  • Nonetheless, Li’s savviness did not stop the Shenzhen police from arresting Li on December 12, 2018 and seizing his recording pen and personal computer that contained the exculpatory audio recordings.
  • The detention facility where he was held is adjacent to Huawei’s headquarters. It was revealed that new employees at Huawei are routinely brought to the facility to look at detained ex-employees as part of their orientation program.
  • The timeline of Li’s alleged crime never made sense. The fraud Li allegedly threatened to leak was publicized by Huawei itself on February 2, 2018, whereas the severance payment was made on March 8, 2018.
  • After 4 months of detention, Li finally met his lawyer and informed him of a backup copy of the recording on the office computer at his new workplace, another sign of Li’s savviness. This evidence was subsequently submitted to the Shenzhen procuratorate.
  • Li was ultimately released after 251 days of detention and awarded 107,522 yuan (approximately US$15,000) as compensation for wrongful detention. In the Chinese tradition of using numbers as a shorthand, Li’s story became known as the “Incident 251” and triggered an uproar across the Chinese Internet.

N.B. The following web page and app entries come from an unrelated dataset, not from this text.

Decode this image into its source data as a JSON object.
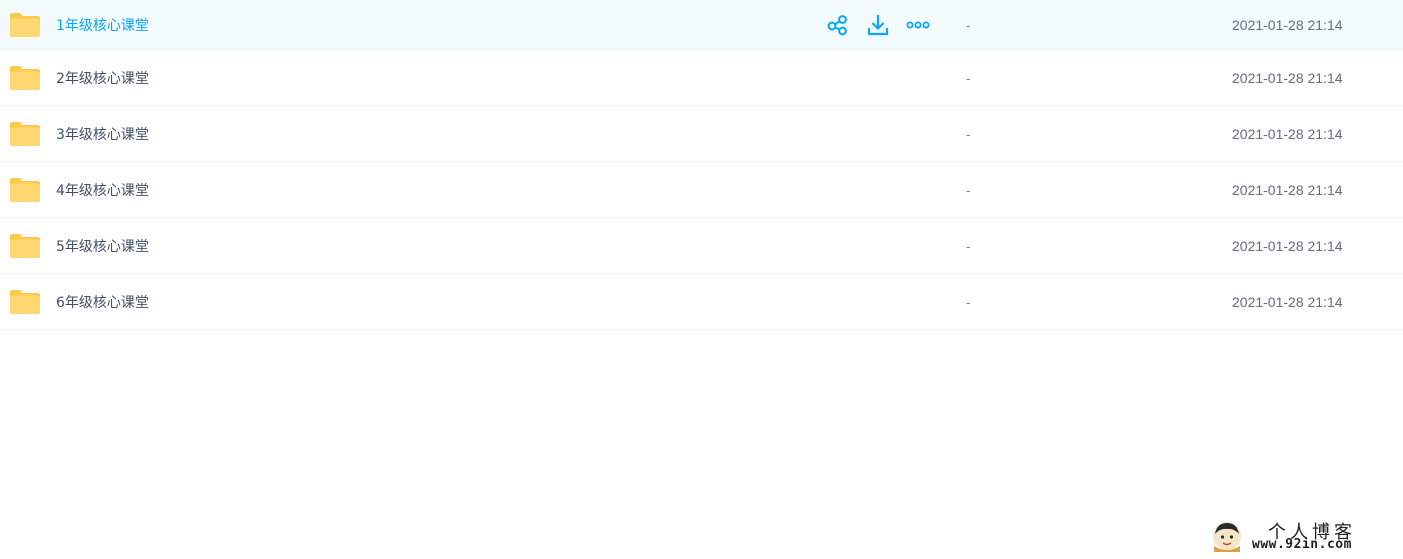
{
  "files": [
    {
      "name": "1年级核心课堂",
      "size": "-",
      "modified": "2021-01-28 21:14"
    },
    {
      "name": "2年级核心课堂",
      "size": "-",
      "modified": "2021-01-28 21:14"
    },
    {
      "name": "3年级核心课堂",
      "size": "-",
      "modified": "2021-01-28 21:14"
    },
    {
      "name": "4年级核心课堂",
      "size": "-",
      "modified": "2021-01-28 21:14"
    },
    {
      "name": "5年级核心课堂",
      "size": "-",
      "modified": "2021-01-28 21:14"
    },
    {
      "name": "6年级核心课堂",
      "size": "-",
      "modified": "2021-01-28 21:14"
    }
  ],
  "row_actions": {
    "share_icon": "share-icon",
    "download_icon": "download-icon",
    "more_icon": "more-icon"
  },
  "watermark": {
    "title": "个人博客",
    "url": "www.92in.com"
  },
  "colors": {
    "accent": "#06a7ff",
    "folder": "#ffd46e",
    "hover_row_bg": "#f4fbff"
  }
}
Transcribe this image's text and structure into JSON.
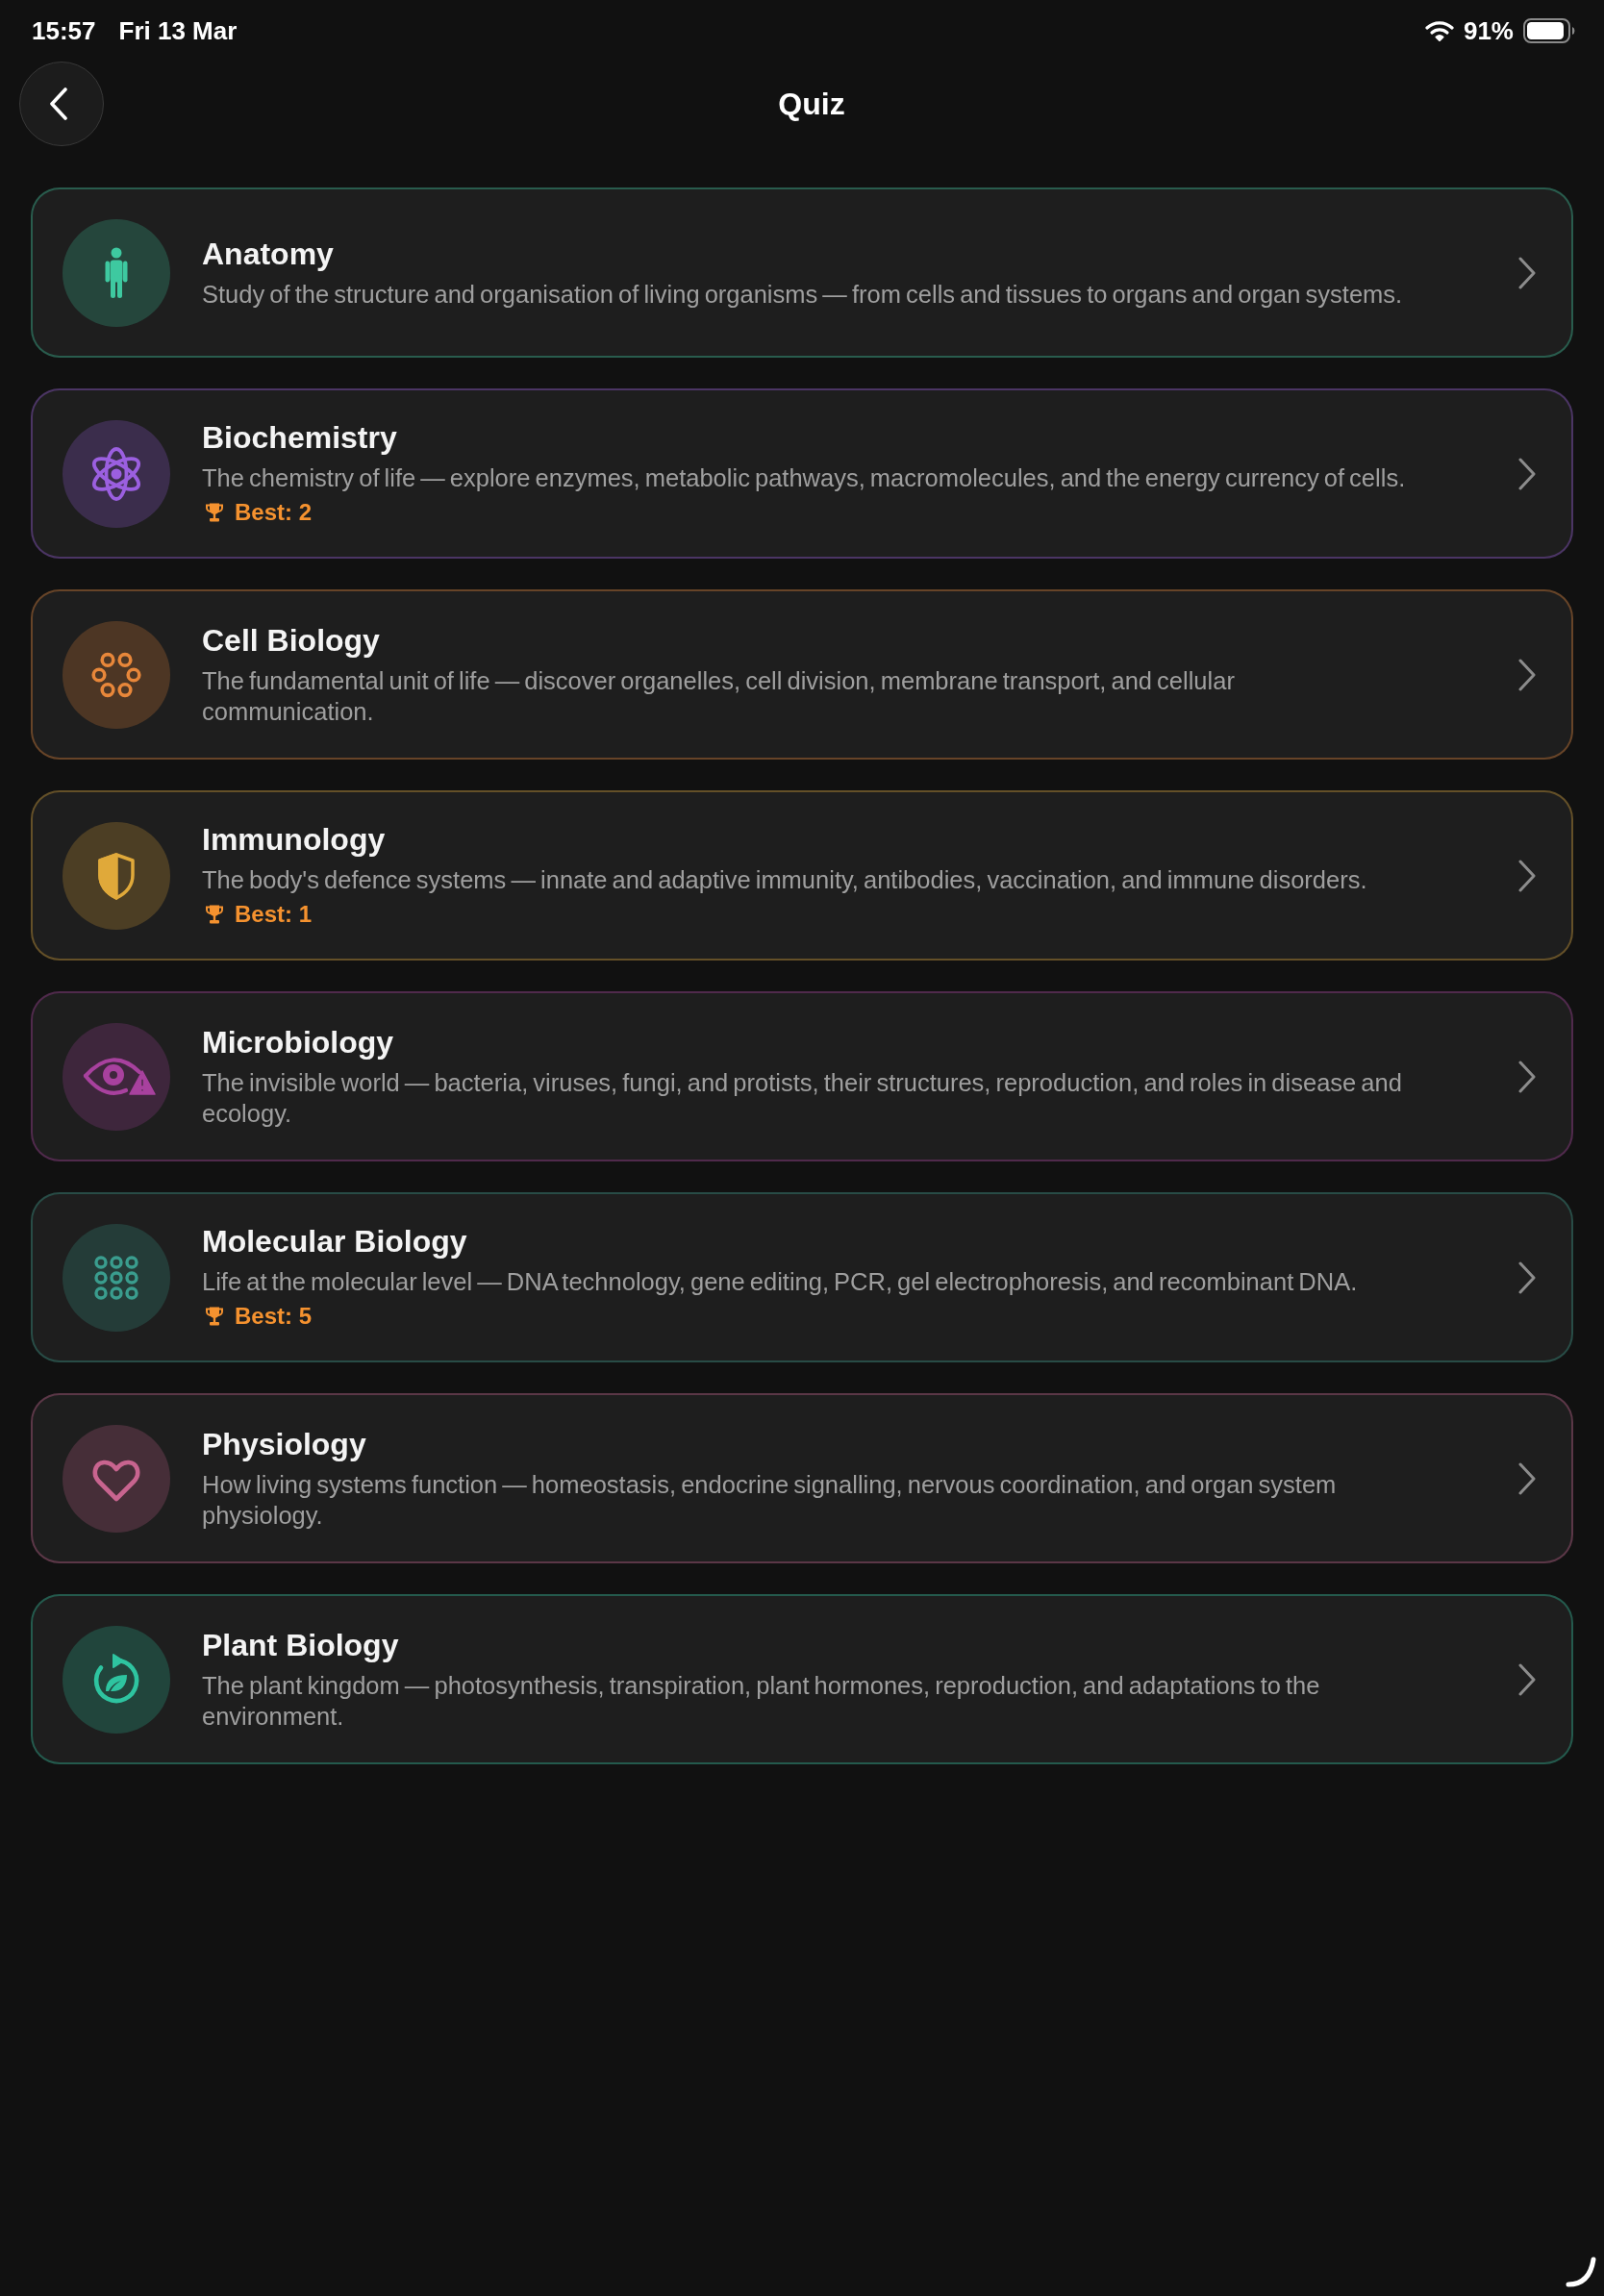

To be fair, many of these claims are difficult to verify and Li himself did not seek continued media attention after the initial round of publicity. Li’s careful collection and backup of evidence in his favor implied that he foresaw the subsequent retribution and was far from the only employee to be treated this way.

Notably, Incident 251 occurred in Shenzhen, a Special Economic Zone explicitly modelled after rule-of-law exemplars like Hong Kong and Singapore, and implicated Huawei, a national darling riding high on patriotic sentiments induced by the aforementioned US actions. Huawei’s retribution against a long-time employee acting in his employer’s best interests extinguished much of this goodwill, especially among a middle-class that saw Li as a stand-in for themselves.

Huawei further shot itself in the foot with its ill-considered reactions. Incident 251’s revelation coincided with the one-year anniversary of Meng Wanzhou’s arrest and Huawei’s fluff piece drew scorn from Chinese netizens, who contrasted Meng’s confinement to a $16 million house and enjoyment of Canadian due process with Li’s travails. Instead of apologizing, Huawei released an official statement that basically challenged Li to take the company to court. Richard Yu, CEO of Huawei’s Consumer Business Group, shared an article on Weibo that blamed a bizarre combination of the US government, other Chinese smartphone manufacturers, and private Chinese media platforms for orchestrating a conspiracy of negative publicity against Huawei.

This last point is most ironic. China is well-known for its sophisticated system of censorship, even on its private content platforms. But less well-known is the extent to which this private infrastructure has been co-opted to covertly promote or suppress content on a “pay-to-play” basis. As such, it is difficult to tell whether the blitz of content deletion following Incident 251 was motivated by the state’s public stability considerations or by payments from Huawei’s public relations departments.

Nonetheless, this author leans towards the latter view. First, more than two months after this issue first erupted into public consciousness, many of the most widely shared Chinese-language articles on Incident 251 are still available1. Second, while there are implications of collusion between Huawei and the Shenzhen police force, criticisms of local government and large Chinese companies are seen as less threatening compared to criticisms of the Party or the central government.2

It is too early to tell whether Incident 251 will have a long-term impact on Huawei’s domestic position. For those in the West, this seemingly internecine episode is both a glimpse into the complexities of China’s political economy and a cautionary tale of the dangers of fusing public and private powers.

  1. Update on May 2020: these articles are still available.[]
  2. A similar dynamic can also be found in the current discourse of the Wuhan/Hubei government’s handling of the coronavirus outbreak.[]